The single boat sliding through the quiet water, cutting it, causing ripples of splendid orange as the rays catch them, and the figure in that boat. Clad in a white shirt that isn't even darkened by the sweat soaking it in patches, instead rendering it slightly transparent, deepening the hue instead of really darkening it, allowing Robbie to see, when the boat gets a little closer, the work of the muscles under it.

He's watched this scene before and never let on about it. It's always been one of those things he just did. He supposes it's something to do with watching over someone; James comes here when he needs to work something out of his system and Robbie worries as he would if it were one of his kids. Only, it isn't. At all. And he's got the heavy limbs to show for it after another night of not enough sleep. A night of getting to know the muscles that are working the oars with such elegant precision.
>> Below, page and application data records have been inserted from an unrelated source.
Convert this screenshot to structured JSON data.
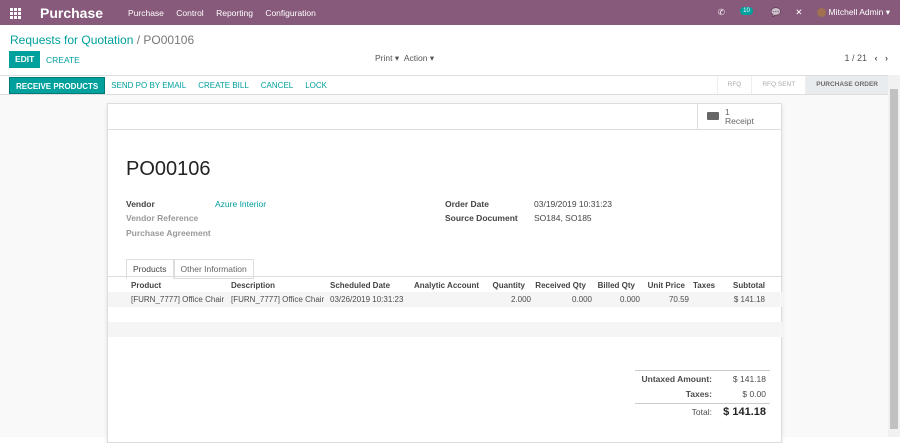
{
  "nav": {
    "app": "Purchase",
    "menu": [
      "Purchase",
      "Control",
      "Reporting",
      "Configuration"
    ],
    "activity_count": "10",
    "user": "Mitchell Admin"
  },
  "breadcrumb": {
    "parent": "Requests for Quotation",
    "current": "PO00106"
  },
  "toolbar": {
    "edit": "EDIT",
    "create": "CREATE",
    "print": "Print ▾",
    "action": "Action ▾",
    "pager": "1 / 21"
  },
  "statusbar": {
    "buttons": [
      "RECEIVE PRODUCTS",
      "SEND PO BY EMAIL",
      "CREATE BILL",
      "CANCEL",
      "LOCK"
    ],
    "steps": [
      "RFQ",
      "RFQ SENT",
      "PURCHASE ORDER"
    ]
  },
  "sheet": {
    "receipt_count": "1",
    "receipt_label": "Receipt",
    "name": "PO00106",
    "vendor_label": "Vendor",
    "vendor": "Azure Interior",
    "vendor_ref_label": "Vendor Reference",
    "agreement_label": "Purchase Agreement",
    "order_date_label": "Order Date",
    "order_date": "03/19/2019 10:31:23",
    "source_label": "Source Document",
    "source": "SO184, SO185",
    "tabs": [
      "Products",
      "Other Information"
    ],
    "columns": [
      "Product",
      "Description",
      "Scheduled Date",
      "Analytic Account",
      "Quantity",
      "Received Qty",
      "Billed Qty",
      "Unit Price",
      "Taxes",
      "Subtotal"
    ],
    "rows": [
      {
        "product": "[FURN_7777] Office Chair",
        "description": "[FURN_7777] Office Chair",
        "date": "03/26/2019 10:31:23",
        "analytic": "",
        "qty": "2.000",
        "received": "0.000",
        "billed": "0.000",
        "price": "70.59",
        "taxes": "",
        "subtotal": "$ 141.18"
      }
    ],
    "totals": {
      "untaxed_label": "Untaxed Amount:",
      "untaxed": "$ 141.18",
      "taxes_label": "Taxes:",
      "taxes": "$ 0.00",
      "total_label": "Total:",
      "total": "$ 141.18"
    }
  }
}
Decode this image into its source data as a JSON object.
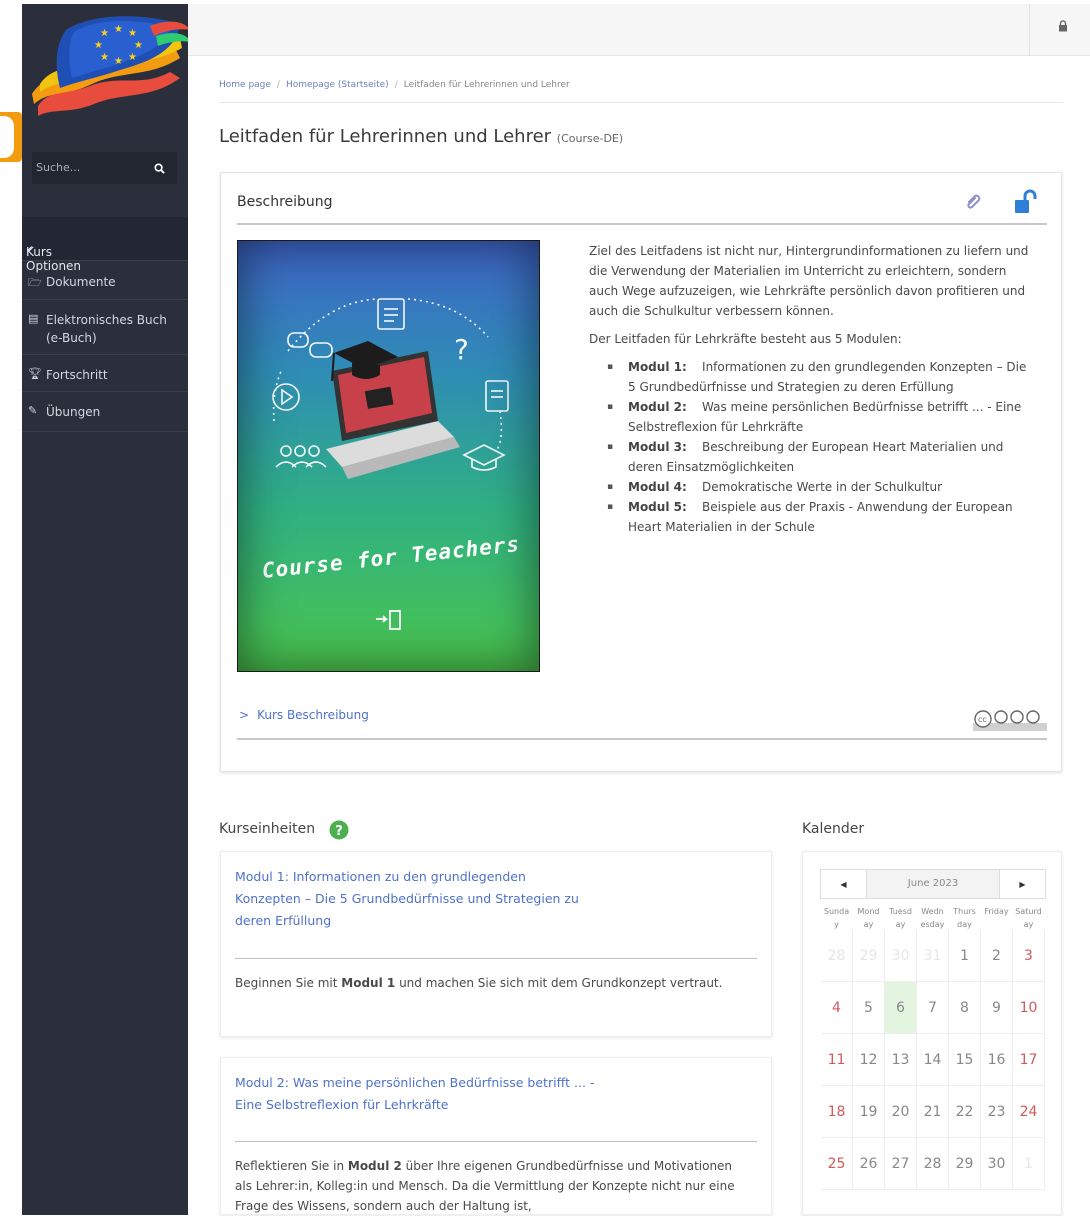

This morning, however, everything is different. Which is why it should be painted. He's not sure he can ever express the scene in words. How he feels about that figure out there, sliding towards him now, growing in size. He's not tempted to step into the shadows this time and pretend he was never there. Instead he walks towards the river and sees James' face shift from exertion to surprise to a hint of something else when he looks up at the bank and meets Robbie's eyes.

Robbie holds out a hand to him and he takes it, though they both know he needs no help to get ashore. They take the boat in and walk along the bank. As they turn and walk up towards the road, they pass a young man, student Robbie guesses, standing at an easel. Robbie sneaks a glance and a shock of colours hit him, a sunrise more brilliant than any, and out on the painted river, a speck of white. He smiles and throws his arm around James' shoulders.